— Task goal —
Wherever the word "text" shows up in the data, report the line it sits in.

Source records:
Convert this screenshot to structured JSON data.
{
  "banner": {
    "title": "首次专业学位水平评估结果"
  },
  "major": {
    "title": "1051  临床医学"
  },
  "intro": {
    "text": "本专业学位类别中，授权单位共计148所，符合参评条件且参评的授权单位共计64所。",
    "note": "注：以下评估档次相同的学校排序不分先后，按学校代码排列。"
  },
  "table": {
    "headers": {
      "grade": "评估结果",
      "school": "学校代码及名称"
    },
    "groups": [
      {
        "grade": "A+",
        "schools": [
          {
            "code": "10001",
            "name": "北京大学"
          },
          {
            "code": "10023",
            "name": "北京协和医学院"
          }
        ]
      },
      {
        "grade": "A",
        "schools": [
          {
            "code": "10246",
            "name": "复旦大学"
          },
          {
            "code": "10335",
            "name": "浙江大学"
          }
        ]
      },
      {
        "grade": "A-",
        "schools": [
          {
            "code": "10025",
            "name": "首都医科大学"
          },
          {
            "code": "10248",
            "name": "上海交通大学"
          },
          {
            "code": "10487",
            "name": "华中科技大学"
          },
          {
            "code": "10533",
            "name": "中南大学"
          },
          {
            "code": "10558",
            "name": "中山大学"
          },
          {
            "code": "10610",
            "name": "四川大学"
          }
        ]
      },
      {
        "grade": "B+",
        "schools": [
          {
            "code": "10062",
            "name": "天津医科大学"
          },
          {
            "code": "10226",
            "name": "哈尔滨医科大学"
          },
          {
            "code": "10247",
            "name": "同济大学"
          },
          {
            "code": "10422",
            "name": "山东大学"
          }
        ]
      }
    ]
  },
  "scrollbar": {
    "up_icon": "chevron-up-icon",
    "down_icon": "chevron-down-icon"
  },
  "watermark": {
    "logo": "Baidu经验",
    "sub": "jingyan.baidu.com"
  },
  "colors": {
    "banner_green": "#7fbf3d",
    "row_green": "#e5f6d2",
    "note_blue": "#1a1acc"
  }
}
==
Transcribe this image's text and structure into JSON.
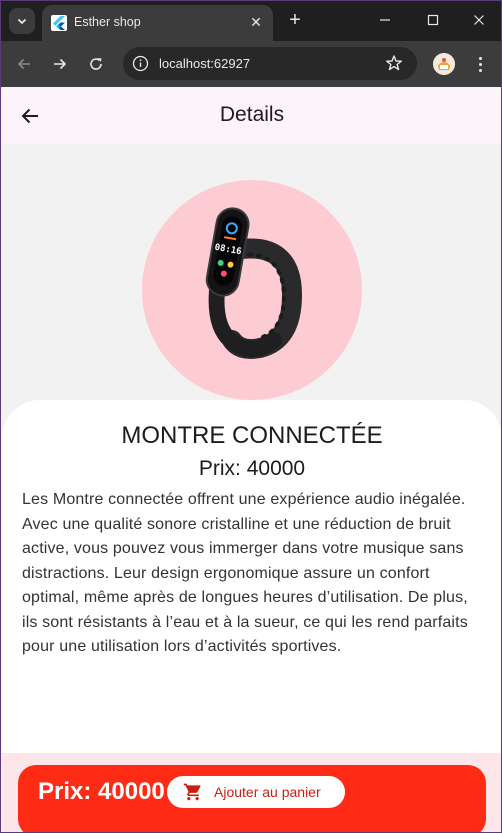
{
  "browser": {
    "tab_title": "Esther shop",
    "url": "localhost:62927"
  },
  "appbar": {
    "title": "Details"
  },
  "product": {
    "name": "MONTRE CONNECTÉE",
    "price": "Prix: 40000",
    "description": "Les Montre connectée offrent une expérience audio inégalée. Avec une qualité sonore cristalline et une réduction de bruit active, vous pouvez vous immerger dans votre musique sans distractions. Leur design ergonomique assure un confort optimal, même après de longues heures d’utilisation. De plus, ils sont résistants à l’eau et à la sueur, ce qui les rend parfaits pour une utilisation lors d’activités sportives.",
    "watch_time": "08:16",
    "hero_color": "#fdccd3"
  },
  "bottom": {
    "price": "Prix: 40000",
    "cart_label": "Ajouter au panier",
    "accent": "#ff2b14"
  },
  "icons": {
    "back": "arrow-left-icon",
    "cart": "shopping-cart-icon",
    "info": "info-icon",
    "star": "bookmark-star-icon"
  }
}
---
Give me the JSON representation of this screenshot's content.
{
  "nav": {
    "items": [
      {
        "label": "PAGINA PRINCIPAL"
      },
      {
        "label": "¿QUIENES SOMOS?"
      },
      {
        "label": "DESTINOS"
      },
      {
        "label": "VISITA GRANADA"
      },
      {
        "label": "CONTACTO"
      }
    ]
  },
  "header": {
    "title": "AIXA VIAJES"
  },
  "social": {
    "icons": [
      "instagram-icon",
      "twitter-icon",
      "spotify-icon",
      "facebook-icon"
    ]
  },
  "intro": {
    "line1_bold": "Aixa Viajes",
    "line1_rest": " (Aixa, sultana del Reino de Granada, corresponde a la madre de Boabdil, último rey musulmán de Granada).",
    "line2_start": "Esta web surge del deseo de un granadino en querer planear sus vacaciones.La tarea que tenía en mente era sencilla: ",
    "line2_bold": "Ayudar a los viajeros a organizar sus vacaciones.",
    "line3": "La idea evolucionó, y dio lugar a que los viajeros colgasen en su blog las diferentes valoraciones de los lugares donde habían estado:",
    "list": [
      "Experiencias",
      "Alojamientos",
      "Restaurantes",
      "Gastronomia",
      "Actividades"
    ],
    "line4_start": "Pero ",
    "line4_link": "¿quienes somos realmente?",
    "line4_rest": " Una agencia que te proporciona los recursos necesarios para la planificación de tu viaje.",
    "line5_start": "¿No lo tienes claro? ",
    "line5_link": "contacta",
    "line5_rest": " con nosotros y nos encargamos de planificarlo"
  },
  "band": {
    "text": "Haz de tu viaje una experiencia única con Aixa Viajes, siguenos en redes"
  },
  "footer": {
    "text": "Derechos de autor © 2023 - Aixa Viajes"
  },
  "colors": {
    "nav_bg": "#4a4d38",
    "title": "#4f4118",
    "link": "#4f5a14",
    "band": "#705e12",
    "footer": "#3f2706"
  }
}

— Result —
    "text": "本专业学位类别中，授权单位共计148所，符合参评条件且参评的授权单位共计64所。",
Transcribe this image's text and structure into JSON.
    "text": "Haz de tu viaje una experiencia única con Aixa Viajes, siguenos en redes"
    "text": "Derechos de autor © 2023 - Aixa Viajes"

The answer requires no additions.